20 may. 2011

I Used To Get Mad

In the old days of Bemsha Swing, I used to get quite angry at (what I saw as) the stupidity of the defenders of the so-called school of quietude, and those who attacked the avant-garde. It's not as though my core opinions have changed all that much, in the type of poets that I like or dislike. I still like Jean Valentine quite a bit, along with Clark Coolidge. I still don't like Tom Clark. My columns are a little more skewed than they might have been, a little less dogmatic, but I still lean pretty much the same way on any given day.

What I've realized, though, is that the more significant arguments are with myself, and that someone will always be wrong on the internet. I don't need to be crushing some idiot every day just because I can.

Another factor here is that some of my most esteemed interlocutors do not necessarily come from my own "camp," so to speak. I'm thinking of Henry Gould, Joseph Duemer, Joseph Hutchinson, and Andrew Shields, in particular, and you, other person or two whose name I should be mentioning here. Not to speak for them, but none is a rabid avant-gardist the way I am (if at all), and I've learned a lot from the way they carry themselves in a debate.

That being said, Simic is still fair game and I will continue to be mad about his review of Creeley.

3 comentarios:

Clarissa dijo...

"I don't need to be crushing some idiot every day just because I can."

-It's so much fun, though. :-)

Andrew Shields dijo...

I liked Simic for a while but got tired of him. It's all the same after a while.

I have liked Creeley from my earliest days of being interested in poetry until now. His work is superficially all the same, but only superficially. And he is much funnier, in his dry way, than Simic.

It was Levertov, at Stanford, who turned me on to Creeley.

Andrew Shields dijo...

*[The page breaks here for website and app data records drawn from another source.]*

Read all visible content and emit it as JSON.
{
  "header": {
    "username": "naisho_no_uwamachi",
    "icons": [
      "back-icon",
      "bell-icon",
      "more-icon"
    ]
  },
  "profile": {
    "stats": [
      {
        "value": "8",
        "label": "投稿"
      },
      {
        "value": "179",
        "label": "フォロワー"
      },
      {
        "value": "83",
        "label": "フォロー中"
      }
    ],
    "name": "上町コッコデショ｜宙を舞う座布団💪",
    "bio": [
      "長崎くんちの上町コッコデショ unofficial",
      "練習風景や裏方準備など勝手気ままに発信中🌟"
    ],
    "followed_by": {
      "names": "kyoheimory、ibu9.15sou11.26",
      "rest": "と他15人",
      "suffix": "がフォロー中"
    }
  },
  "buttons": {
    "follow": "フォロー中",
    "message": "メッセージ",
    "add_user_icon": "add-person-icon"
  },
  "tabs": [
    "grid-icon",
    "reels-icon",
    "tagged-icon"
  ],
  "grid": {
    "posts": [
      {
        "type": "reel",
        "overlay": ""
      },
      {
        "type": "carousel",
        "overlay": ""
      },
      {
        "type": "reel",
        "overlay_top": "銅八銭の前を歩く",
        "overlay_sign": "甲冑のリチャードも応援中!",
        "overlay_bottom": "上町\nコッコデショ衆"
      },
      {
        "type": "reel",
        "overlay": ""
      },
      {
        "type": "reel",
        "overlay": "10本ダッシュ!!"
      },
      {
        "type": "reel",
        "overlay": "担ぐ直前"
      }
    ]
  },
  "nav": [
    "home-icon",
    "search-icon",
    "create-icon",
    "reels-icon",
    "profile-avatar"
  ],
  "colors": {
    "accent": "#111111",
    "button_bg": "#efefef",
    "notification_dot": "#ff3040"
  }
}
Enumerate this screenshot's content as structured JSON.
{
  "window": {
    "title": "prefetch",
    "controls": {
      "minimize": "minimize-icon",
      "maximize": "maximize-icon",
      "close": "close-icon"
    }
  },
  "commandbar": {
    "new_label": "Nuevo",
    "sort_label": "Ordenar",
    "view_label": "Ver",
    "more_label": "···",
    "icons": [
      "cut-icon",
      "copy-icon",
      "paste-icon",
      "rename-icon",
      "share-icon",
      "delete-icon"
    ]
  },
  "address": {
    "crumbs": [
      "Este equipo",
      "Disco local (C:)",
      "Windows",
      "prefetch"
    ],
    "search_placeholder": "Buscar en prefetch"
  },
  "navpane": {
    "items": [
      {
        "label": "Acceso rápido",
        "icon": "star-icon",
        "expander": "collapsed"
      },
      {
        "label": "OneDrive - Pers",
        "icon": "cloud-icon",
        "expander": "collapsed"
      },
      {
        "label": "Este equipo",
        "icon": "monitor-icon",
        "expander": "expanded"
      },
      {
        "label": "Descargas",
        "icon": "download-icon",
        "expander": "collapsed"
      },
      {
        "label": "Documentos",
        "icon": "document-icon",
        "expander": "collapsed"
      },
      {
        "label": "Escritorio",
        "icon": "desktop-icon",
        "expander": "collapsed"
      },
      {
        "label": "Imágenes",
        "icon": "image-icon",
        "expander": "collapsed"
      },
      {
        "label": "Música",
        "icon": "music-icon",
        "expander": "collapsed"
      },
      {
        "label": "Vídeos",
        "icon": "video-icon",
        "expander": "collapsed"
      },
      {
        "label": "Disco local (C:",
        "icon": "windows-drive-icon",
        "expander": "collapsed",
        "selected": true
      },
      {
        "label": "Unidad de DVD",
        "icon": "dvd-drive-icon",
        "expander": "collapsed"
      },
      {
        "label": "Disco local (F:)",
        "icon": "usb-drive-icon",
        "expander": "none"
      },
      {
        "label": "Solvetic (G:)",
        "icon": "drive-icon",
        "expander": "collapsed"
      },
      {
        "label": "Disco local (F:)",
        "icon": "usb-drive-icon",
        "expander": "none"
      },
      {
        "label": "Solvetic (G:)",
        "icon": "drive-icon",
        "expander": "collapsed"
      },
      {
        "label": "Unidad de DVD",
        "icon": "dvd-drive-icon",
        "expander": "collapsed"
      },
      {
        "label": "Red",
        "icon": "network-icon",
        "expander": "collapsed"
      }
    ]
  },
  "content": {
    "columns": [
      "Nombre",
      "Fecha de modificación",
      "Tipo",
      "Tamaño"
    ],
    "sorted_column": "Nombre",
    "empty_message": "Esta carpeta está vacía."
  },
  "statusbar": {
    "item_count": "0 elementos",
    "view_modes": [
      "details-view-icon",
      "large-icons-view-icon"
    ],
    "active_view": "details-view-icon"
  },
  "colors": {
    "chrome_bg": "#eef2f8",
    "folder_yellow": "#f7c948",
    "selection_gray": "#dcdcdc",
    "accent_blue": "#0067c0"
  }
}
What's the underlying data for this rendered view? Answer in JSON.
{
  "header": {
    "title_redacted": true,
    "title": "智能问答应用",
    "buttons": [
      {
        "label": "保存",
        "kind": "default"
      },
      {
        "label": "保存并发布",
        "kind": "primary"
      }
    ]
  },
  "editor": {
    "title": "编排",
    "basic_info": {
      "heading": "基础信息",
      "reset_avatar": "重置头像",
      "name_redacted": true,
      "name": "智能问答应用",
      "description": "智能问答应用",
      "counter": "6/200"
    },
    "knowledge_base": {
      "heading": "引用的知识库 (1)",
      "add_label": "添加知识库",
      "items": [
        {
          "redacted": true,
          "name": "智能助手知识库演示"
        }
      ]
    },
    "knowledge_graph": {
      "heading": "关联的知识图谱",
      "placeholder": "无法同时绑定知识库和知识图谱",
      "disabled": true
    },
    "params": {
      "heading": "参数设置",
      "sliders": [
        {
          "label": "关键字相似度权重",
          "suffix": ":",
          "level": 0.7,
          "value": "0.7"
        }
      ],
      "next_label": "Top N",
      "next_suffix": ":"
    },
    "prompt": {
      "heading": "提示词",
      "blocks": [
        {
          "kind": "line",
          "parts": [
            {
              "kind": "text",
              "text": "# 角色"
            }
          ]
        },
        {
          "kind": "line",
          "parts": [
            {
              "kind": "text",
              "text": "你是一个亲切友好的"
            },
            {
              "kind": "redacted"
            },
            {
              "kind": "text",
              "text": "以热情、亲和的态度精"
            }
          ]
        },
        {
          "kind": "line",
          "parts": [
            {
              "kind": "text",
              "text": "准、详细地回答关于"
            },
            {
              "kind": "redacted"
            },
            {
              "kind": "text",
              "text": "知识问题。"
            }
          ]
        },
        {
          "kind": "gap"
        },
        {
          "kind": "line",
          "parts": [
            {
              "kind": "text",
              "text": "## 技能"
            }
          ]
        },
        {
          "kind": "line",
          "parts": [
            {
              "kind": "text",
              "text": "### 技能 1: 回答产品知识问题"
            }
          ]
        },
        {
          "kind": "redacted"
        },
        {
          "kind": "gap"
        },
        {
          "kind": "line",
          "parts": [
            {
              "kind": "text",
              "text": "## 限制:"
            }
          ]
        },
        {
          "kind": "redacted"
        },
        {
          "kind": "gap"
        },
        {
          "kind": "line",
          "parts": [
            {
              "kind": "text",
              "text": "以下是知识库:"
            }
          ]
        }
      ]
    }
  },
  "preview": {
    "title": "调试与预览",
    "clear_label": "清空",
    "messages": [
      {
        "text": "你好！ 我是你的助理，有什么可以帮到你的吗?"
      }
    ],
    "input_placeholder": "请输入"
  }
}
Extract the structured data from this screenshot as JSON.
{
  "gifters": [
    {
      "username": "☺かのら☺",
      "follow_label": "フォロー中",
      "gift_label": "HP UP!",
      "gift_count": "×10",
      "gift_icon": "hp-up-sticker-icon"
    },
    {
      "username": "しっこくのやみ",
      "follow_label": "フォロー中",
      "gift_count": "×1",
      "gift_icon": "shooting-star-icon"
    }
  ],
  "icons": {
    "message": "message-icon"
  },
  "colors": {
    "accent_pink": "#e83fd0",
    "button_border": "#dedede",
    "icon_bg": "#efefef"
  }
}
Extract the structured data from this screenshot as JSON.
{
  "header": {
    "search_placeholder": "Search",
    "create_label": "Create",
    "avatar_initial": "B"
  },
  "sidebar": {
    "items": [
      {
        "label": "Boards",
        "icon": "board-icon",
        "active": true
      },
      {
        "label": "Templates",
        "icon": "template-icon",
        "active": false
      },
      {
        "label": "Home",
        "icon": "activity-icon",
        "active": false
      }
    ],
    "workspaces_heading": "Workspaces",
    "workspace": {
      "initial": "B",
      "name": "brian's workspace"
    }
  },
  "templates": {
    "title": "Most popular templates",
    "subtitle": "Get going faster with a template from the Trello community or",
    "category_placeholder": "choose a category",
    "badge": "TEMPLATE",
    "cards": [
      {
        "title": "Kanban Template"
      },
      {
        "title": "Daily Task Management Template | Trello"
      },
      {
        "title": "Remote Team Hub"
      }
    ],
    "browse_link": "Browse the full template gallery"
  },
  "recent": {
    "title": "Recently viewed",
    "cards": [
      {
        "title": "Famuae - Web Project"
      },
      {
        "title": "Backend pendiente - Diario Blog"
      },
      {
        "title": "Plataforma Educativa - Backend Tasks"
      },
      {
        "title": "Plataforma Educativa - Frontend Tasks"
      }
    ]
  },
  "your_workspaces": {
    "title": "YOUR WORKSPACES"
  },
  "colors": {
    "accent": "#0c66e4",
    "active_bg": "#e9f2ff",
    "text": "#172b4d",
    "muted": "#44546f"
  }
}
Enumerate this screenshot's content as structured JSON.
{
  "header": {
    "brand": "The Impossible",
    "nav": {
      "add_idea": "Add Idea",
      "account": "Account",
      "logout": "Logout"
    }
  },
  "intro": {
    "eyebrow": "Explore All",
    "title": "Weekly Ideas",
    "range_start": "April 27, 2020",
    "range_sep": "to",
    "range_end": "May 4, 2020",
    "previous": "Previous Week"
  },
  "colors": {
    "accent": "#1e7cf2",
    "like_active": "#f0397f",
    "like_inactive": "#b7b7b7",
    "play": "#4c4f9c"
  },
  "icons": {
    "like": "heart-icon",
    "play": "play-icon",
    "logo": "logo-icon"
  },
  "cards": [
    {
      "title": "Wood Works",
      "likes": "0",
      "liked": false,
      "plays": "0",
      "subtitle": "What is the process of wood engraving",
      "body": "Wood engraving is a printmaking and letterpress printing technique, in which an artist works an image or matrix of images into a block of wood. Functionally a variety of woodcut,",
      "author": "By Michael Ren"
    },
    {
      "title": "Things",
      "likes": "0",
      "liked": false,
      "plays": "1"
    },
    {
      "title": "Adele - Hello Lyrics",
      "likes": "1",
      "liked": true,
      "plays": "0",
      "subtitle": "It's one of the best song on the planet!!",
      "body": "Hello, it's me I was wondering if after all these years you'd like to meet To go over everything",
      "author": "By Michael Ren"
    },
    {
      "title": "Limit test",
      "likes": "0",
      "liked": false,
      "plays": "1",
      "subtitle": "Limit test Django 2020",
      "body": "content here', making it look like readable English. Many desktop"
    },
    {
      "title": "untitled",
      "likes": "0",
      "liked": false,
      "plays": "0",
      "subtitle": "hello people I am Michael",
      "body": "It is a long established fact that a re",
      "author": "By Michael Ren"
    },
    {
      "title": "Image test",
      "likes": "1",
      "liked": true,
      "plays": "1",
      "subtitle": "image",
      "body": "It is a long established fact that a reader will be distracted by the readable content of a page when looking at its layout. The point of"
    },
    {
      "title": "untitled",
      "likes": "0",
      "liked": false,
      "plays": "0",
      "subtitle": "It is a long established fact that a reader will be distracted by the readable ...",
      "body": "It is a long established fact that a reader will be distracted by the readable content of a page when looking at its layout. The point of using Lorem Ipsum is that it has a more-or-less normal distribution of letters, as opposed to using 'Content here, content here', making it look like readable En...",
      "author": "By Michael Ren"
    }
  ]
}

(And it just crossed my mind that Levertov was also the first person to draw my attention to Simic, though I'm sure she preferred C to S, too.)